TASK OBJECTIVE ::
Please report how many lines in the data underneath hold the word "true", with no other text.

App and web page records
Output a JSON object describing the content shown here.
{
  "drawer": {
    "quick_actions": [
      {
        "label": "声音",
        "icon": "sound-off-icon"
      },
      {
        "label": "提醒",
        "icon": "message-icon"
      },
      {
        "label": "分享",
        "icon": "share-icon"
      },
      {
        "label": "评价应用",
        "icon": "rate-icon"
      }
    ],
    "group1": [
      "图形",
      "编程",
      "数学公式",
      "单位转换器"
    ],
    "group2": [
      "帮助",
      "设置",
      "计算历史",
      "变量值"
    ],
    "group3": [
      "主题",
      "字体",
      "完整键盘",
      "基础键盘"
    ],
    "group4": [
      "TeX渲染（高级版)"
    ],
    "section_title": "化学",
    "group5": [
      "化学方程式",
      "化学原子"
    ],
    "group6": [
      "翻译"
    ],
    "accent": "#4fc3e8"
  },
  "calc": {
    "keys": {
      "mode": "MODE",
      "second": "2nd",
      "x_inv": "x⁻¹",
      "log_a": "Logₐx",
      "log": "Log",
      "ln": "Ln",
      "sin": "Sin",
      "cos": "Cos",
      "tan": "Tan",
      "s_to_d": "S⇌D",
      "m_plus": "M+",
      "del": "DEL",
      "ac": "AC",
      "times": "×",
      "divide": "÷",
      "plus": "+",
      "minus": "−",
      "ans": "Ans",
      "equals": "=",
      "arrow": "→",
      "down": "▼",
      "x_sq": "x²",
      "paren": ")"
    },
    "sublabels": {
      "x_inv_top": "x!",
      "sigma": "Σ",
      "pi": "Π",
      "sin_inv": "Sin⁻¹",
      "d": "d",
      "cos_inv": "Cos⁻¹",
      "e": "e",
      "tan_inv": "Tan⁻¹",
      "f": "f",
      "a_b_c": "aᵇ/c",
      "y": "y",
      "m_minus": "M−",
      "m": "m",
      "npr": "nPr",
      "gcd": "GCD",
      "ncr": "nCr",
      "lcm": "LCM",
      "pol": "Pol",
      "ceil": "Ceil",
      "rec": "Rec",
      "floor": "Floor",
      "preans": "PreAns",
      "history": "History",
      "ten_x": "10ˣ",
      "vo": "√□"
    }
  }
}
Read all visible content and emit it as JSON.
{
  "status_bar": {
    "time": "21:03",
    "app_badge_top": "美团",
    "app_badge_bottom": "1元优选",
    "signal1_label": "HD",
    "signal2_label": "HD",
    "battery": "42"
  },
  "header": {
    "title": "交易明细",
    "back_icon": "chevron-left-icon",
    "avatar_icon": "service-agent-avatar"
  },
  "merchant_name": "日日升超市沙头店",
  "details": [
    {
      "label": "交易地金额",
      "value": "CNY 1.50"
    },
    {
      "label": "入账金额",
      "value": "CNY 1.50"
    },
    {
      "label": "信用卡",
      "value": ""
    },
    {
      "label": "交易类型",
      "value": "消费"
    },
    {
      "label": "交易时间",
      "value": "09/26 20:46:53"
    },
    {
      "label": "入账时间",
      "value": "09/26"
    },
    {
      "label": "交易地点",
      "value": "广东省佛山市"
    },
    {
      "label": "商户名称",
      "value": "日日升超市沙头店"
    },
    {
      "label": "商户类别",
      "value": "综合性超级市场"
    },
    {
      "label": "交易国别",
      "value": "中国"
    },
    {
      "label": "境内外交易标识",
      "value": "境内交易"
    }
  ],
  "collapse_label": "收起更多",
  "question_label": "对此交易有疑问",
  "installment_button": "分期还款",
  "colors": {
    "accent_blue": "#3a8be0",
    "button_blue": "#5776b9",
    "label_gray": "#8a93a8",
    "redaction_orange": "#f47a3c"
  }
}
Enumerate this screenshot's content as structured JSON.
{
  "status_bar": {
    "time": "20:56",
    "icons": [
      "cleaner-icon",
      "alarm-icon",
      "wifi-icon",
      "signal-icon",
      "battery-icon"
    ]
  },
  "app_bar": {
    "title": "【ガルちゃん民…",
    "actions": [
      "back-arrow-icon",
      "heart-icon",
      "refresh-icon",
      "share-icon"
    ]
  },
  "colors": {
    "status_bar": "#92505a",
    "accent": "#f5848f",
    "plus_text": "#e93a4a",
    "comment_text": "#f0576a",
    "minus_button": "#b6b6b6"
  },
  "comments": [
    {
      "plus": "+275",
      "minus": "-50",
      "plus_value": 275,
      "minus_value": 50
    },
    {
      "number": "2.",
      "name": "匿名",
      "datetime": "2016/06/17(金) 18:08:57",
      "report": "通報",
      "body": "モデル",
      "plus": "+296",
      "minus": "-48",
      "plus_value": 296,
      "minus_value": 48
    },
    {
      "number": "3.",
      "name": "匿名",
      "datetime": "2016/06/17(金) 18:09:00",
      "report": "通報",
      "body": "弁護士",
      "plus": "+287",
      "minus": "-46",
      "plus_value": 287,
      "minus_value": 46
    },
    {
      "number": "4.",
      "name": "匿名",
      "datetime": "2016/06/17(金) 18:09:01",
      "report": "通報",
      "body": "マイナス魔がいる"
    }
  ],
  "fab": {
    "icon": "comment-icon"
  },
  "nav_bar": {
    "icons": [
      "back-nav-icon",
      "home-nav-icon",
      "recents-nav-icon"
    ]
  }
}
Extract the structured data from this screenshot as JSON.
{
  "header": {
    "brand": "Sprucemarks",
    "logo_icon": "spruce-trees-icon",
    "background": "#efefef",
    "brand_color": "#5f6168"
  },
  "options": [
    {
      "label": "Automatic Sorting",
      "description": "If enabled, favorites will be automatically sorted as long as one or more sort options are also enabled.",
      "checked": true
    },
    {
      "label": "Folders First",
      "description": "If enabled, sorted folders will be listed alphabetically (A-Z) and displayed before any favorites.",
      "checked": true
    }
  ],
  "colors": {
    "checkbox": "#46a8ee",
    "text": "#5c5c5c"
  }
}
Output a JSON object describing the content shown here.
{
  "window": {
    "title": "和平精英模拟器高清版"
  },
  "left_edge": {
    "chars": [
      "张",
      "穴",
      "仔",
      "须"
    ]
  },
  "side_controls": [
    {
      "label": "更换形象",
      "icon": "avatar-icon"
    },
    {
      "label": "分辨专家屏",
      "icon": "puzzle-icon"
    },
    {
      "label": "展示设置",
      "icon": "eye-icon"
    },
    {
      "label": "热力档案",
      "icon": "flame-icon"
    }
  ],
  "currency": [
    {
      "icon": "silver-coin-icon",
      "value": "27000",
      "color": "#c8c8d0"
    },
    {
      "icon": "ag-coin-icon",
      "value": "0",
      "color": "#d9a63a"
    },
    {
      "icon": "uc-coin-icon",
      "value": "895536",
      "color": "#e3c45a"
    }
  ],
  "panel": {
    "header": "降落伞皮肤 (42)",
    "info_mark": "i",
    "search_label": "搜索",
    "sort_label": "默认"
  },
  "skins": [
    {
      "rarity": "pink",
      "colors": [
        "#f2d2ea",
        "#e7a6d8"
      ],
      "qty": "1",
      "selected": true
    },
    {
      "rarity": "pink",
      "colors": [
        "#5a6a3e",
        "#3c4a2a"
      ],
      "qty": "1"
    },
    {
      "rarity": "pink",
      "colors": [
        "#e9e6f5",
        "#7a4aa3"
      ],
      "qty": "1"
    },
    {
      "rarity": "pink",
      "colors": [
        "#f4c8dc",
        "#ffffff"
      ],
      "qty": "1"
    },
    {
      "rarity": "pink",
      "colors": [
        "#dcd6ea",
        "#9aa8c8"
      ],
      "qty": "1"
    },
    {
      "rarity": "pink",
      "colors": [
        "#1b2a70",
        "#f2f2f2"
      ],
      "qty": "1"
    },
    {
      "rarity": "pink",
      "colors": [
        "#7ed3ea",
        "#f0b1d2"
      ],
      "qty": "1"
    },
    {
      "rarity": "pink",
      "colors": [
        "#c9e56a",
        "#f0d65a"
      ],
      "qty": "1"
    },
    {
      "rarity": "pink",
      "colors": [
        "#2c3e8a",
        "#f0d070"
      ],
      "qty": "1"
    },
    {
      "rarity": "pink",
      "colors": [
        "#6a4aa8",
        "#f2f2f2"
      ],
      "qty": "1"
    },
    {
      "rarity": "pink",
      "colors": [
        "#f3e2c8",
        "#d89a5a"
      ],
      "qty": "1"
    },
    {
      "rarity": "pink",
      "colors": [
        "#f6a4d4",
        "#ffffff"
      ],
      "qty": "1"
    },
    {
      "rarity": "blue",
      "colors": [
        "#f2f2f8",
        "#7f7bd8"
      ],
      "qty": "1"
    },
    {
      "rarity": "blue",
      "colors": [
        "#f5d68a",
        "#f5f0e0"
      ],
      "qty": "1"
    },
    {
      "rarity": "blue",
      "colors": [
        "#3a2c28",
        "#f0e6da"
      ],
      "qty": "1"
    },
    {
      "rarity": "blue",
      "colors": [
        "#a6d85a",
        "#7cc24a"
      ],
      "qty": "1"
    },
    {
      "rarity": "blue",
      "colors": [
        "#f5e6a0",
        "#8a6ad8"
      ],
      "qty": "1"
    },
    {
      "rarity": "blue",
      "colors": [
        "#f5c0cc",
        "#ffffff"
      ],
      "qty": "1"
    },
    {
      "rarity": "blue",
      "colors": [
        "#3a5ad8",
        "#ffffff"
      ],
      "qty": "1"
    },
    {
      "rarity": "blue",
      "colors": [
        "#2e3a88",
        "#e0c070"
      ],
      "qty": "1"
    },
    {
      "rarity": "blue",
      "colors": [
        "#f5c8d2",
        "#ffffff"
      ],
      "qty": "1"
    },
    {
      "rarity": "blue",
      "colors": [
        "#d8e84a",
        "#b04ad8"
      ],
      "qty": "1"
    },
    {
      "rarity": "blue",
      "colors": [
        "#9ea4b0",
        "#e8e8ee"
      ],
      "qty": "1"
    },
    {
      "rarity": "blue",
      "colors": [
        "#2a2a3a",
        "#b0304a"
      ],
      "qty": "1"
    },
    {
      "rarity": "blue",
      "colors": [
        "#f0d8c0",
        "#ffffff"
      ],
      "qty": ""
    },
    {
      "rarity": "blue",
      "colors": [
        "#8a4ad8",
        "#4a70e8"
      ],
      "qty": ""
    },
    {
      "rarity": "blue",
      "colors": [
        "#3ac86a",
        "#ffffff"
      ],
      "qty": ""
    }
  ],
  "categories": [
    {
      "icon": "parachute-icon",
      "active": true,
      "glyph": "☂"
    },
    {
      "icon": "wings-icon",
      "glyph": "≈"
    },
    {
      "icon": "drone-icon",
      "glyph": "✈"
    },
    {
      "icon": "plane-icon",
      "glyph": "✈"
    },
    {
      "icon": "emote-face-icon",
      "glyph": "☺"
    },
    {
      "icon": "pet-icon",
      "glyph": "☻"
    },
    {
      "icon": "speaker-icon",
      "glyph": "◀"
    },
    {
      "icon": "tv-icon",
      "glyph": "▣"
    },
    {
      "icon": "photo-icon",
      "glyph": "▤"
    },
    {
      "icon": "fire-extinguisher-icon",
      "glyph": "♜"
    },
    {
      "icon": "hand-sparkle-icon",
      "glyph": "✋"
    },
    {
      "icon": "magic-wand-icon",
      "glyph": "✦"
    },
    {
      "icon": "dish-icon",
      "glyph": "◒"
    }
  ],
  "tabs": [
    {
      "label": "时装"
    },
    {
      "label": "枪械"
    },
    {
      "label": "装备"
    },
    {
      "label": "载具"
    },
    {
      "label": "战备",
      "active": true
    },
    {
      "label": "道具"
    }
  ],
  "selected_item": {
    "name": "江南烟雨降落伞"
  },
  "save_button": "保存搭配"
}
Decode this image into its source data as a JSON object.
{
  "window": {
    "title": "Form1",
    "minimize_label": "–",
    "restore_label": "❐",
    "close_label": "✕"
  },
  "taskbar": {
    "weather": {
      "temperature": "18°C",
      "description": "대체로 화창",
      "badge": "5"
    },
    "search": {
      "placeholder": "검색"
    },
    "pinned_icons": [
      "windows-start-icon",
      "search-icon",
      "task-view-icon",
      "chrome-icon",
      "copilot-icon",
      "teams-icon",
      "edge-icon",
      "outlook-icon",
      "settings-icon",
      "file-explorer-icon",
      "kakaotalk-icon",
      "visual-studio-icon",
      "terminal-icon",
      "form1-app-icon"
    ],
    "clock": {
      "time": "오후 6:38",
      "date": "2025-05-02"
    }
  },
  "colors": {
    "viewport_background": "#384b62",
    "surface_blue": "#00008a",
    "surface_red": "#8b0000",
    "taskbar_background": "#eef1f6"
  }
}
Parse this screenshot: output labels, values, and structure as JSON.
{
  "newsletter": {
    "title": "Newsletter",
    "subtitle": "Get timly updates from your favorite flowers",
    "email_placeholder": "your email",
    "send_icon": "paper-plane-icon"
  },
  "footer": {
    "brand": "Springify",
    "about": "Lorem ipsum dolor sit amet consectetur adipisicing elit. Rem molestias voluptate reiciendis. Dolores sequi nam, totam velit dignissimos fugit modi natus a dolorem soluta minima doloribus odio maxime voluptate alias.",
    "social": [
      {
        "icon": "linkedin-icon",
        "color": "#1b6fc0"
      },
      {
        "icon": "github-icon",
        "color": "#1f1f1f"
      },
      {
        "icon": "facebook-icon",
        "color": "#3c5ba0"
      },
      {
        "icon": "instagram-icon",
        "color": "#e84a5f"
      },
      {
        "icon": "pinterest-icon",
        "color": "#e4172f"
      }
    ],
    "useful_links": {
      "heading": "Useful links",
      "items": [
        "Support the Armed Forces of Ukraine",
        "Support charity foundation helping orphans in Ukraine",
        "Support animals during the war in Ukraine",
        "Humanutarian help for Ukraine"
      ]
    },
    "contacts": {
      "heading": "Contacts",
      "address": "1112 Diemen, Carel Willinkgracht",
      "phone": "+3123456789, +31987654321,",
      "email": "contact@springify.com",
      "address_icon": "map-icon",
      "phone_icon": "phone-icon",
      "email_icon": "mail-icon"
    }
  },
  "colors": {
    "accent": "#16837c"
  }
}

RESPONSE TO THE TASK ::
5